It's okay to outgrow the life you thought you wanted if that vision is no longer aligned with your values. And when that happens, you need to be wise enough to let it go.

Timeless Content

Mastering the Art of Letting Go
Zen Habits | 3 minute read
In his characteristic clear and straightforward style, Leo Babauta of Zen Habits distills a simple 5-step practice for helping us let go of beliefs, concepts and feelings that aren't serving us anymore. He views the act of letting go as a service we do to ourselves for freeing our minds of burdens and constraints that hinder our growth.

Picture of the Week

Quote I'm reflecting on

Anaïs Nin on changing as a person, in The Diary of Anaïs Nin, Vol. 4:

In order to change skins, evolve into new cycles, I feel one has to learn to discard. If one changes internally, one should not continue to live with the same objects. They reflect one’s mind and psyche of yesterday. I throw away what has no dynamic, living use. I keep nothing to remind me of the passage of time, deterioration, loss, shriveling.

Question for you to ponder

Are there any ways in which you're clinging to an outdated goal that doesn't represent you anymore?
Thank you for reading.

Until next time,
To respond to this email, just hit reply. I'd love to hear from you.

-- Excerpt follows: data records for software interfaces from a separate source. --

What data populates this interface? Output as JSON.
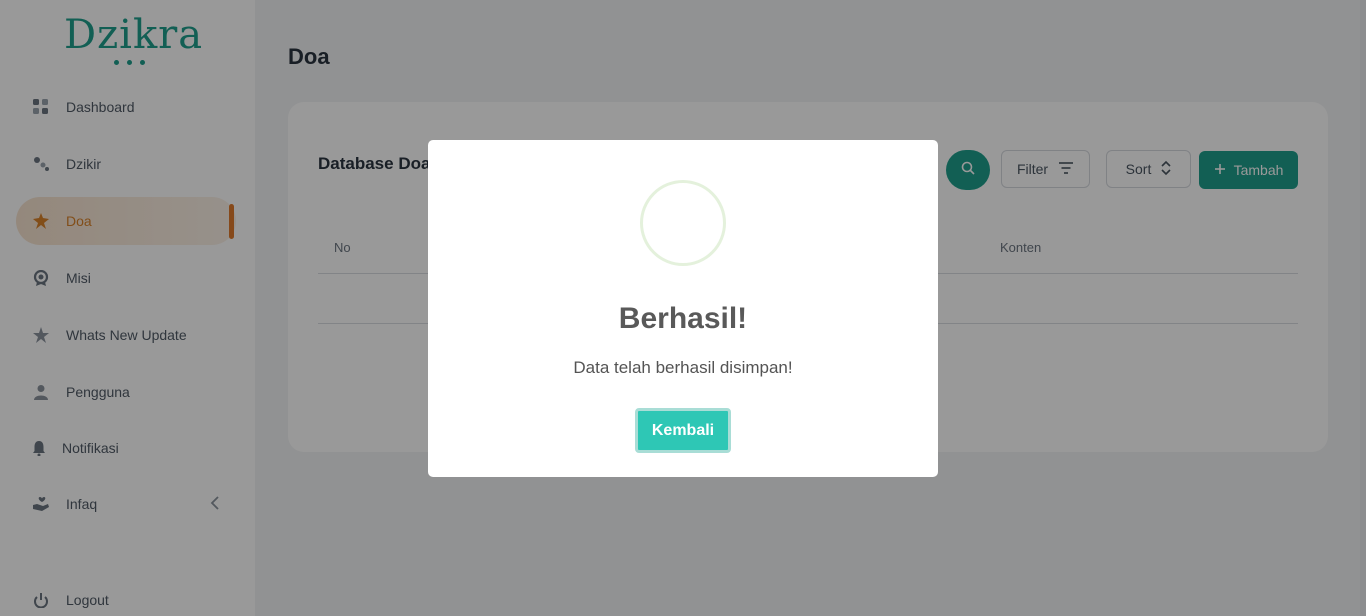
{
  "app": {
    "logo": "Dzikra"
  },
  "sidebar": {
    "items": [
      {
        "label": "Dashboard",
        "icon": "dashboard-icon"
      },
      {
        "label": "Dzikir",
        "icon": "dzikir-icon"
      },
      {
        "label": "Doa",
        "icon": "doa-icon",
        "active": true
      },
      {
        "label": "Misi",
        "icon": "badge-icon"
      },
      {
        "label": "Whats New Update",
        "icon": "star-icon"
      },
      {
        "label": "Pengguna",
        "icon": "user-icon"
      },
      {
        "label": "Notifikasi",
        "icon": "bell-icon"
      },
      {
        "label": "Infaq",
        "icon": "hand-heart-icon"
      }
    ],
    "logout": "Logout"
  },
  "main": {
    "title": "Doa",
    "card": {
      "title": "Database Doa",
      "filter_label": "Filter",
      "sort_label": "Sort",
      "add_label": "Tambah",
      "columns": [
        "No",
        "Konten"
      ]
    }
  },
  "modal": {
    "title": "Berhasil!",
    "message": "Data telah berhasil disimpan!",
    "button": "Kembali"
  },
  "colors": {
    "brand": "#1f9e8c",
    "active": "#d9822b",
    "confirm_button": "#2ec7b5"
  }
}
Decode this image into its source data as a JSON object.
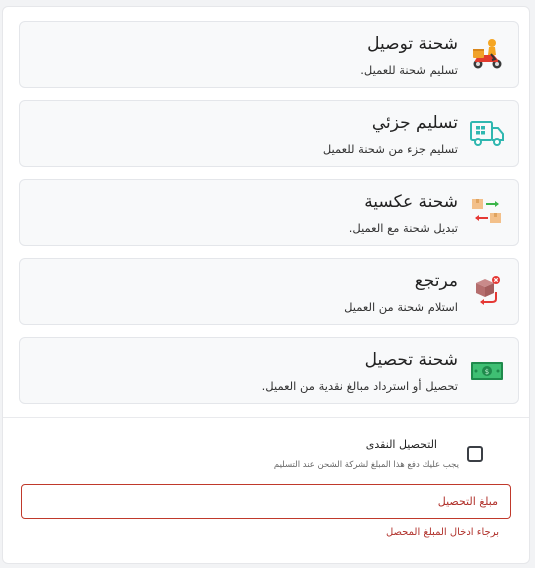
{
  "shipment_types": [
    {
      "title": "شحنة توصيل",
      "description": "تسليم شحنة للعميل.",
      "icon": "delivery-scooter-icon"
    },
    {
      "title": "تسليم جزئي",
      "description": "تسليم جزء من شحنة للعميل",
      "icon": "delivery-truck-icon"
    },
    {
      "title": "شحنة عكسية",
      "description": "تبديل شحنة مع العميل.",
      "icon": "exchange-boxes-icon"
    },
    {
      "title": "مرتجع",
      "description": "استلام شحنة من العميل",
      "icon": "return-box-icon"
    },
    {
      "title": "شحنة تحصيل",
      "description": "تحصيل أو استرداد مبالغ نقدية من العميل.",
      "icon": "cash-banknote-icon"
    }
  ],
  "cash_collection": {
    "label": "التحصيل النقدى",
    "hint": "يجب عليك دفع هذا المبلغ لشركة الشحن عند التسليم",
    "checked": false
  },
  "amount_field": {
    "placeholder": "مبلغ التحصيل",
    "value": "",
    "error": "برجاء ادخال المبلغ المحصل"
  },
  "colors": {
    "error": "#c0392b",
    "card_background": "#f8f9fa",
    "icon_teal": "#2fb7b0",
    "icon_green": "#1f8a4c"
  }
}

If you think someone you know might enjoy this newsletter, feel free to share it. If someone else forwarded this to you, you can subscribe here.
Email Marketing Powered by MailPoet